■ **Records supplied**
★ ★ ★ ★
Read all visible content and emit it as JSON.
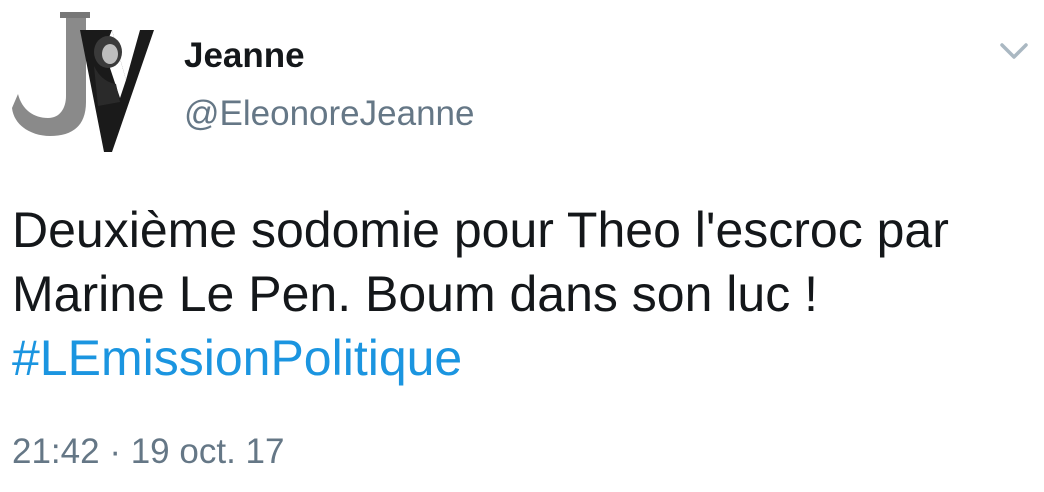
{
  "user": {
    "display_name": "Jeanne",
    "handle": "@EleonoreJeanne"
  },
  "tweet": {
    "text_before_hashtag": "Deuxième sodomie pour Theo l'escroc par Marine Le Pen. Boum dans son luc ! ",
    "hashtag": "#LEmissionPolitique",
    "time": "21:42",
    "separator": "·",
    "date": "19 oct. 17"
  },
  "icons": {
    "avatar": "jv-monogram-avatar",
    "menu": "chevron-down-icon"
  },
  "colors": {
    "text": "#14171a",
    "secondary": "#657786",
    "link": "#1b95e0",
    "background": "#ffffff"
  }
}
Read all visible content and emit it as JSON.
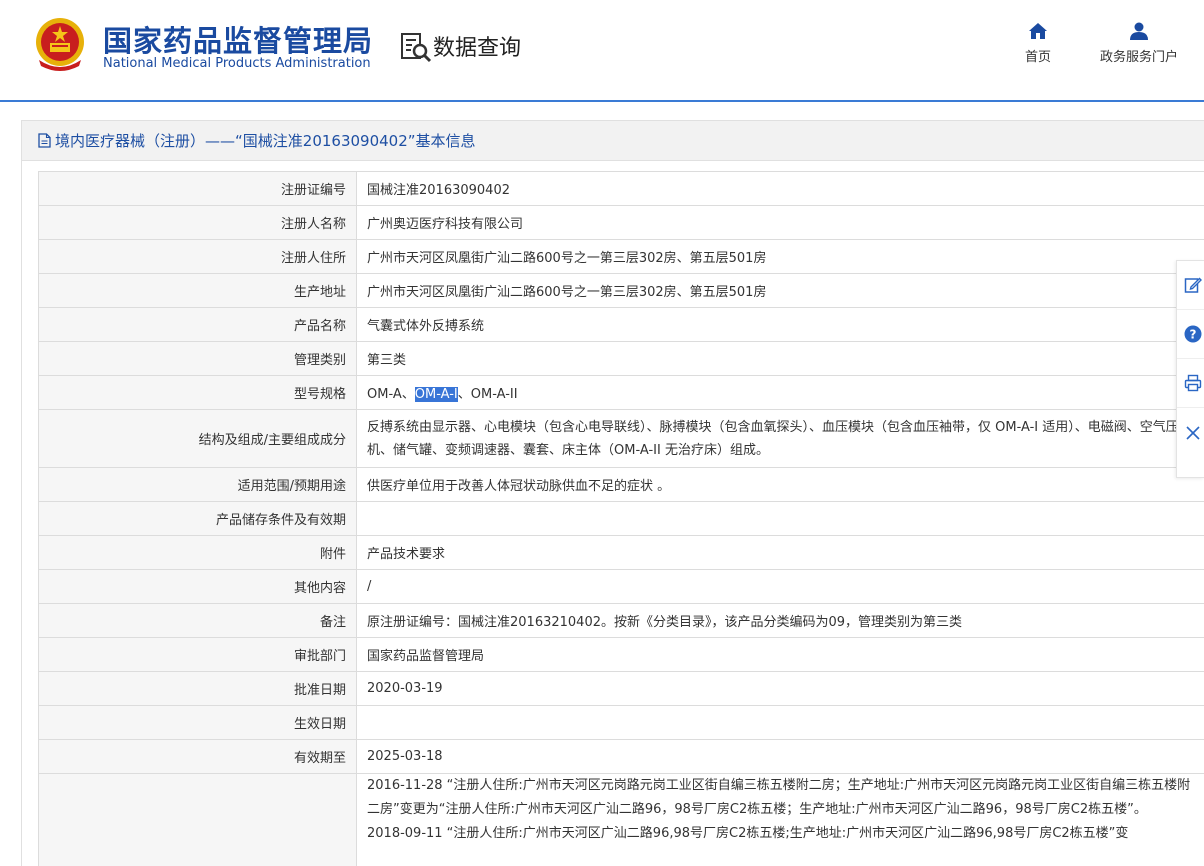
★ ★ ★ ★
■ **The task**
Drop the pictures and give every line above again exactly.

■ **Response below**
Read all visible content and emit it as JSON.
{
  "user": {
    "display_name": "Jeanne",
    "handle": "@EleonoreJeanne"
  },
  "tweet": {
    "text_before_hashtag": "Deuxième sodomie pour Theo l'escroc par Marine Le Pen. Boum dans son luc ! ",
    "hashtag": "#LEmissionPolitique",
    "time": "21:42",
    "separator": "·",
    "date": "19 oct. 17"
  },
  "icons": {
    "avatar": "jv-monogram-avatar",
    "menu": "chevron-down-icon"
  },
  "colors": {
    "text": "#14171a",
    "secondary": "#657786",
    "link": "#1b95e0",
    "background": "#ffffff"
  }
}
Read all visible content and emit it as JSON.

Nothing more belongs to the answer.